(Reuters) – Auto retail sales in the United States are beginning to recover from a massive slump in March due to the outbreak of the coronavirus and nationwide stay-at-home orders, according to analysts at research firm J.D. Power on Wednesday.
FILE PHOTO: Automobiles are shown for sale at a car dealership in Carlsbad, California, U.S. May 2, 2016. REUTERS/Mike Blake/File Photo
Retail sales stabilized during the first two weeks of April and are now showing signs of recovery, the analysts said.
J.D. Power, which receives extensive sales data from U.S. auto dealerships, compares actual sales to its pre-virus forecast for the industry.

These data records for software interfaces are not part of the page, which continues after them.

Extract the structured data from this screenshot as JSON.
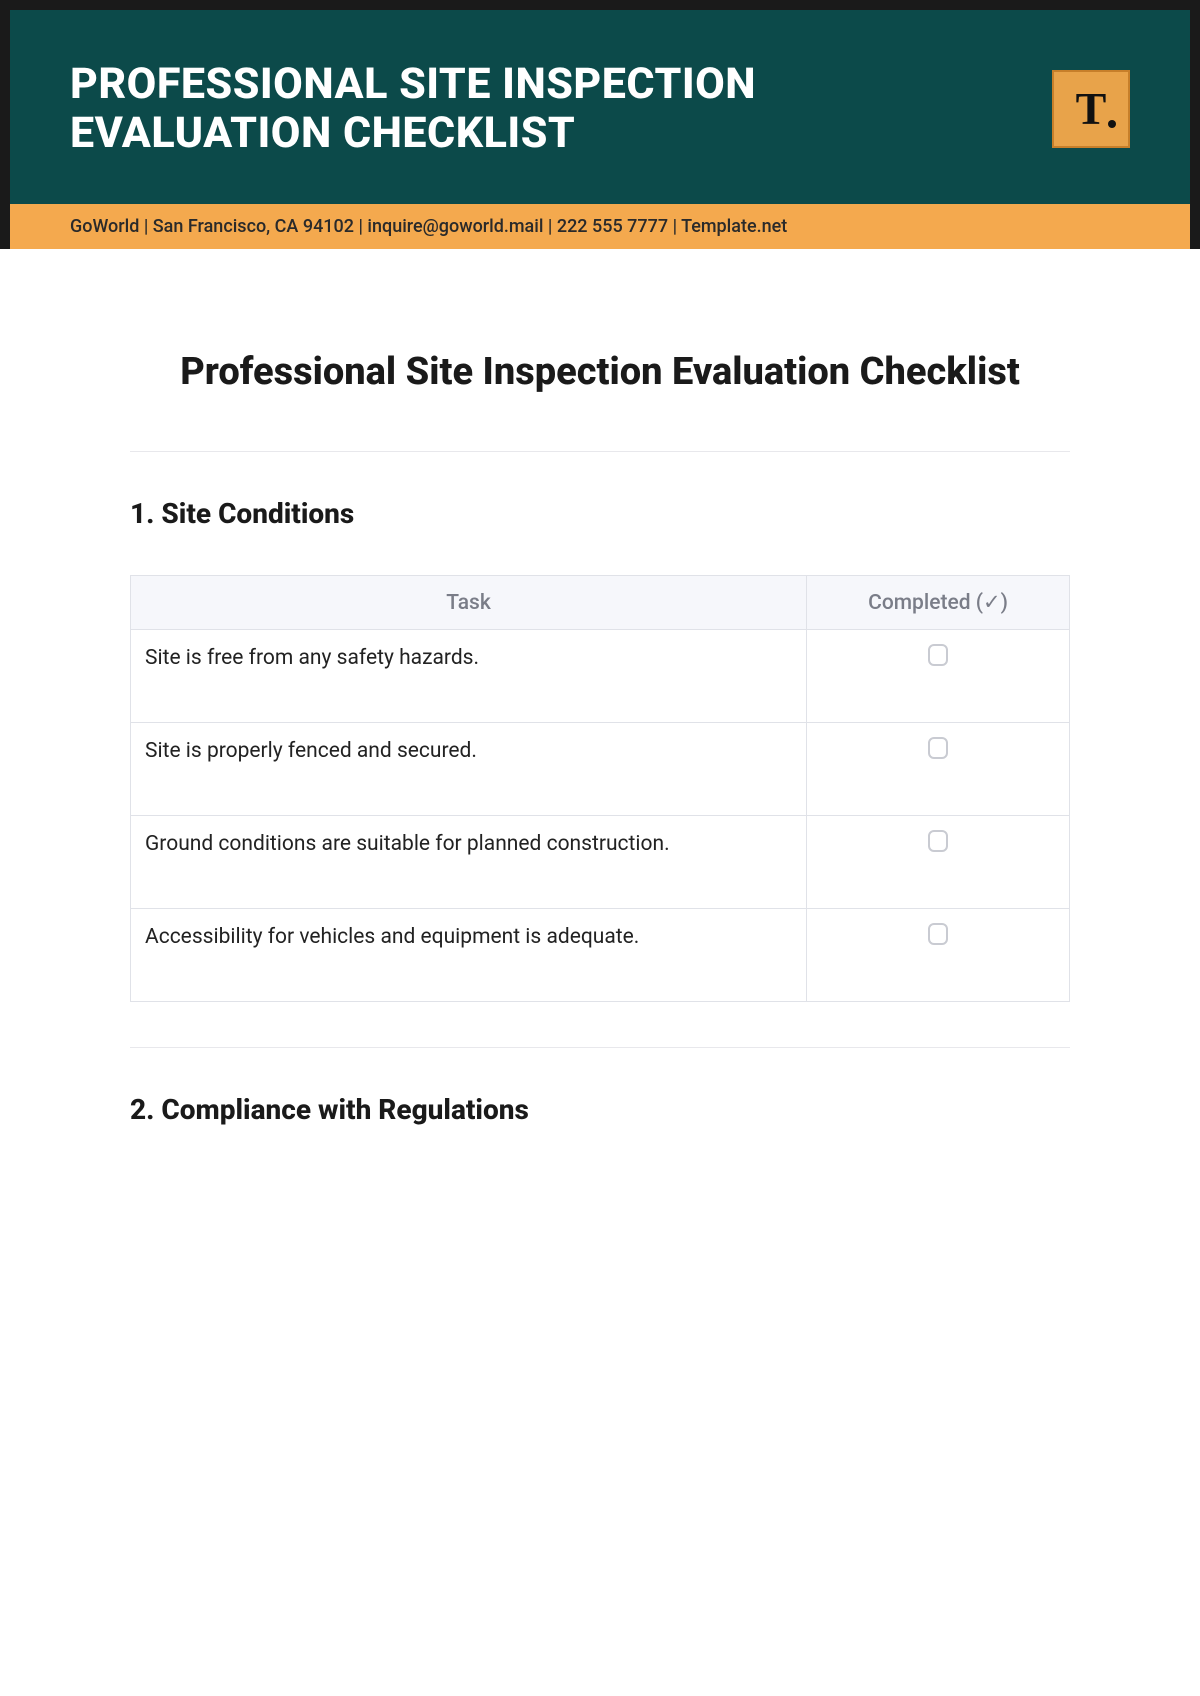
{
  "banner": {
    "title_line1": "PROFESSIONAL SITE INSPECTION",
    "title_line2": "EVALUATION CHECKLIST",
    "logo_text": "T",
    "sub": "GoWorld | San Francisco, CA 94102 | inquire@goworld.mail | 222 555 7777 | Template.net"
  },
  "doc": {
    "title": "Professional Site Inspection Evaluation Checklist"
  },
  "sections": [
    {
      "heading": "1. Site Conditions",
      "columns": {
        "task": "Task",
        "completed": "Completed (✓)"
      },
      "rows": [
        {
          "task": "Site is free from any safety hazards."
        },
        {
          "task": "Site is properly fenced and secured."
        },
        {
          "task": "Ground conditions are suitable for planned construction."
        },
        {
          "task": "Accessibility for vehicles and equipment is adequate."
        }
      ]
    },
    {
      "heading": "2. Compliance with Regulations"
    }
  ]
}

“For the week ending April 19, retail sales were down 48% from the pre-virus forecast, an improvement of 3 percentage points from the week ending April 12,” J.D. Power analyst Tyson Jominy said. Around 300,000 new vehicles were sold during the first 19 days of April.

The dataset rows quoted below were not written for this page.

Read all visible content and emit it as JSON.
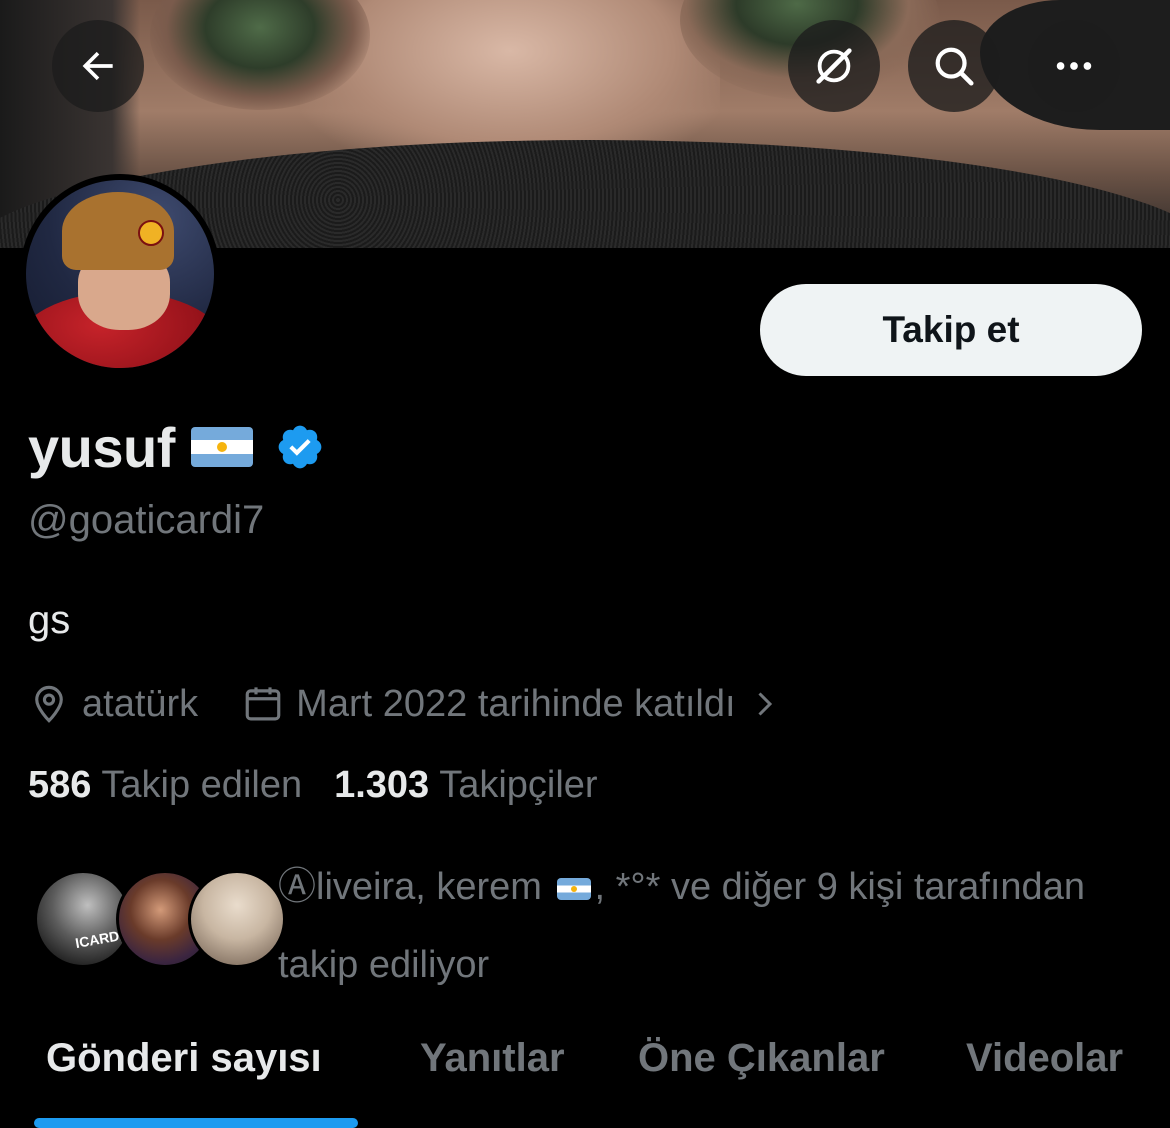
{
  "profile": {
    "name": "yusuf",
    "handle": "@goaticardi7",
    "bio": "gs",
    "location": "atatürk",
    "joined": "Mart 2022 tarihinde katıldı",
    "verified": true
  },
  "actions": {
    "follow_label": "Takip et"
  },
  "stats": {
    "following_count": "586",
    "following_label": "Takip edilen",
    "followers_count": "1.303",
    "followers_label": "Takipçiler"
  },
  "followed_by": {
    "prefix": "Ⓐliveira, kerem ",
    "suffix": ", *°* ve diğer 9 kişi tarafından takip ediliyor",
    "avatar_count": 3
  },
  "tabs": [
    {
      "label": "Gönderi sayısı",
      "active": true
    },
    {
      "label": "Yanıtlar",
      "active": false
    },
    {
      "label": "Öne Çıkanlar",
      "active": false
    },
    {
      "label": "Videolar",
      "active": false
    }
  ],
  "icons": {
    "back": "arrow-left-icon",
    "grok": "grok-icon",
    "search": "search-icon",
    "more": "more-icon",
    "location": "location-pin-icon",
    "calendar": "calendar-icon",
    "chevron": "chevron-right-icon",
    "verified": "verified-badge-icon"
  },
  "colors": {
    "background": "#000000",
    "text_primary": "#e7e9ea",
    "text_secondary": "#71767b",
    "accent": "#1d9bf0",
    "follow_button_bg": "#eff3f4",
    "follow_button_text": "#0f1419"
  }
}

During March, sales in some areas with high infection rates, such as New York, declined by as much as 80%, the firm’s data showed.
But throughout the crisis, light duty pickup trucks proved the most resilient, with sales down only 16%. That is a boon to U.S. carmakers whose production plans show a growing reliance on ever-larger gas-powered vehicles which they can sell at higher profits.
The analysts on Wednesday said sales in May would be critical for the auto industry, with several states relaxing stay-at-home restrictions and pent-up consumer demand flooding in to vehicle sales.
Sales could also get a boost from incentives doled out by most carmakers to entice purchases. Many automakers, including Detroit’s General Motors Co (GM.N), Ford Motor Co (F.N) and Fiat Chrysler Automobiles NV (FCHA.MI) (FCAU.N), offer 0% financing rates and deferred payment options for new car purchases.
Due to the incentive offers, Americans are taking out larger loans, according to J.D. Power, with the average loan amount increasing by $2,900 in the first two weeks of April compared with March.
U.S. auto loans have been climbing at a steady rate since 2011 and were up $16 billion in the fourth quarter of 2019 to $1.33 trillion (1 trillion pounds) nationwide, according to data by the New York Federal Reserve.
Reporting by Tina Bellon in New York; Editing by Chris Reese and Matthew Lewis